(1) Short for log-book, in

which all necessary navigational information and ship’s progress is recorded.

Was originally a ‘log-board’, taking the form of two black-painted boards

hinged together to open like a book, on which the readings of the Log (2)

could be written in chalk.

Log (2) Short for log-chip (or log-ship), a fan-shaped wedge of wood,

weighted to float upright, which was streamed astern on a line of known length

so that the ship’s speed could be determined from the time taken for the line

to run out. About a hundred years ago the Patent log began to come into use,

streaming a spinner at the end of a plaited line which rotates the mechanism in

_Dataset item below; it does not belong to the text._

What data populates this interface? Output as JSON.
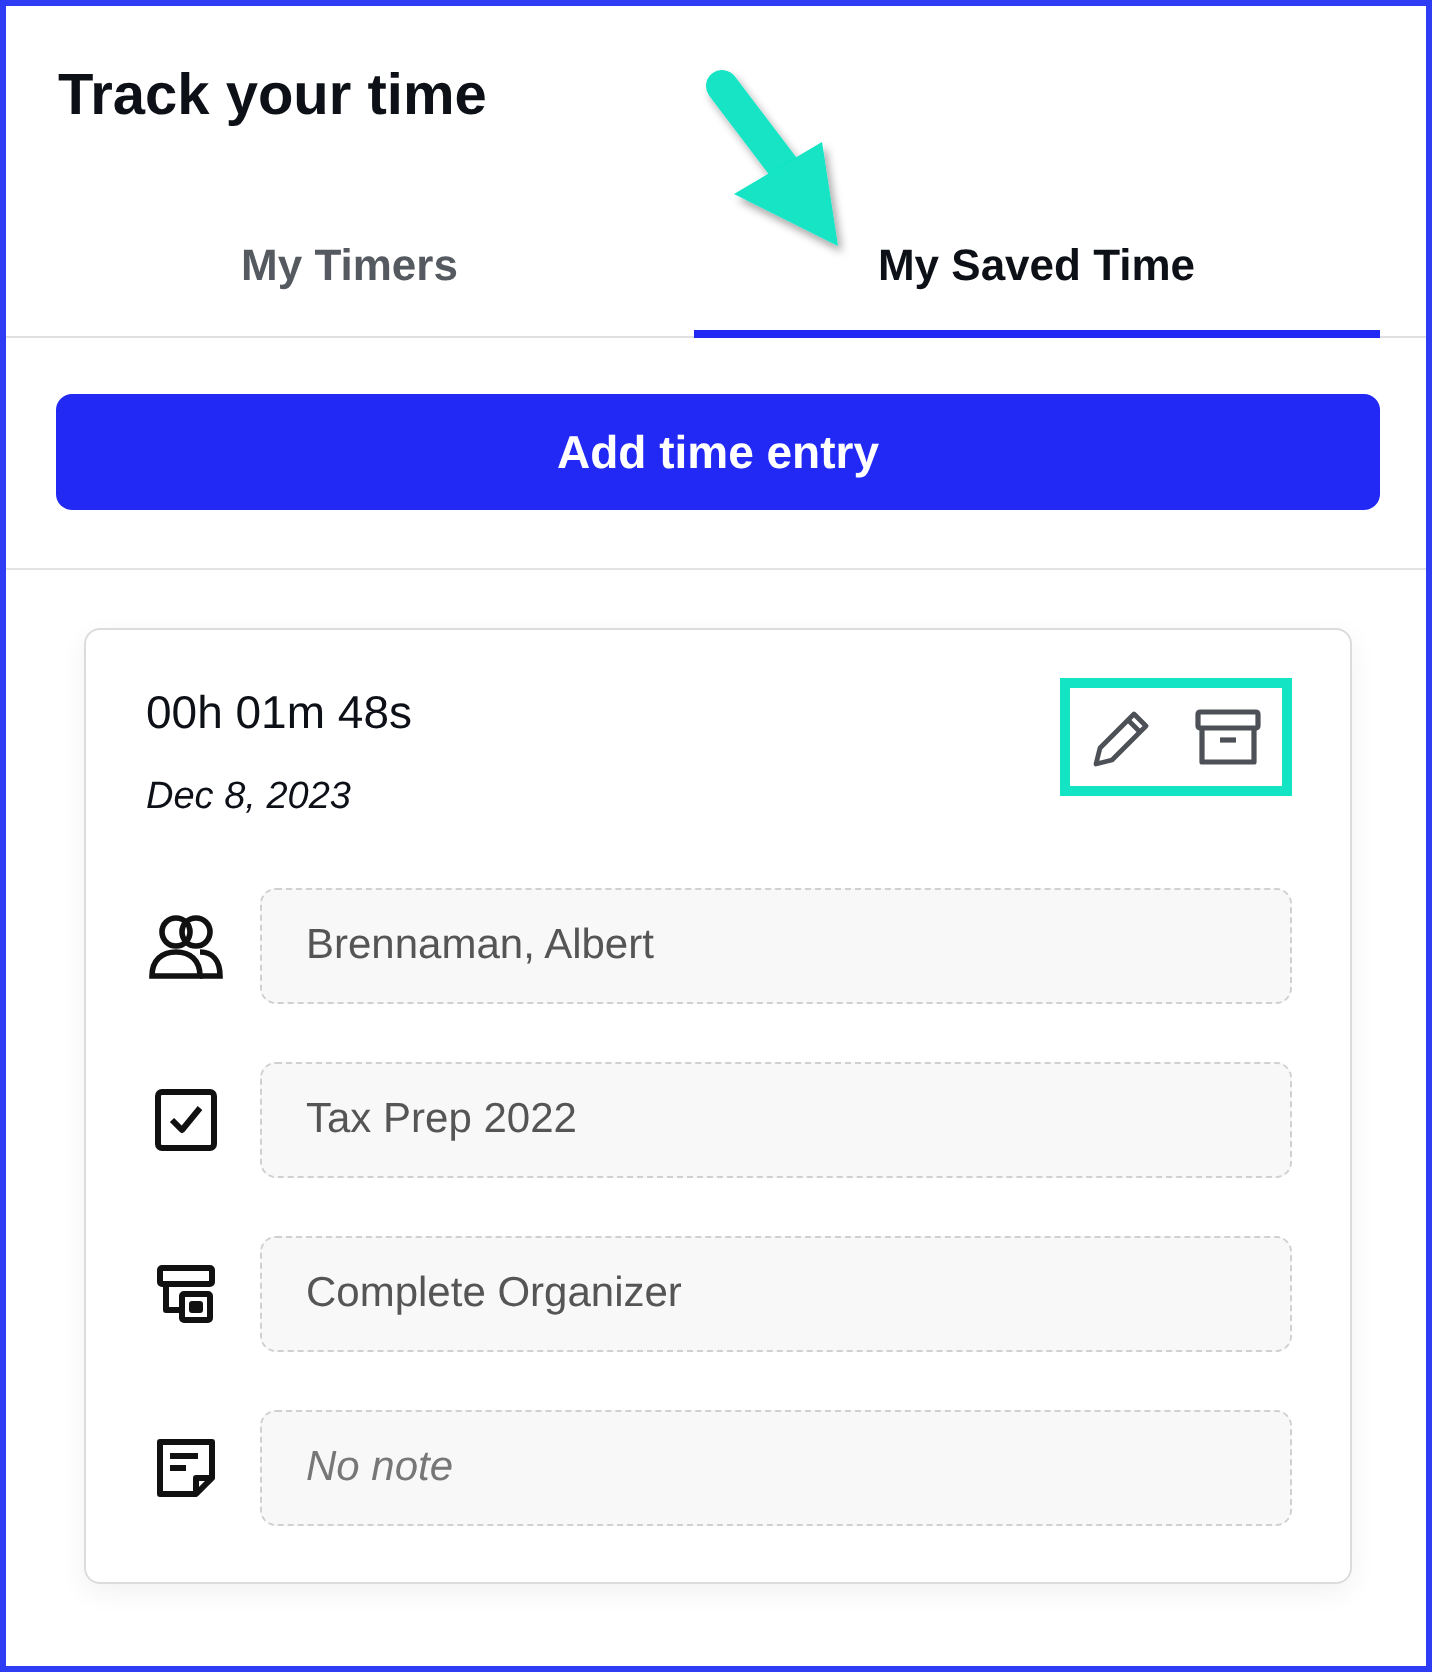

the recorder onboard, showing distance run which is far more valuable than

speed. Rarely used today.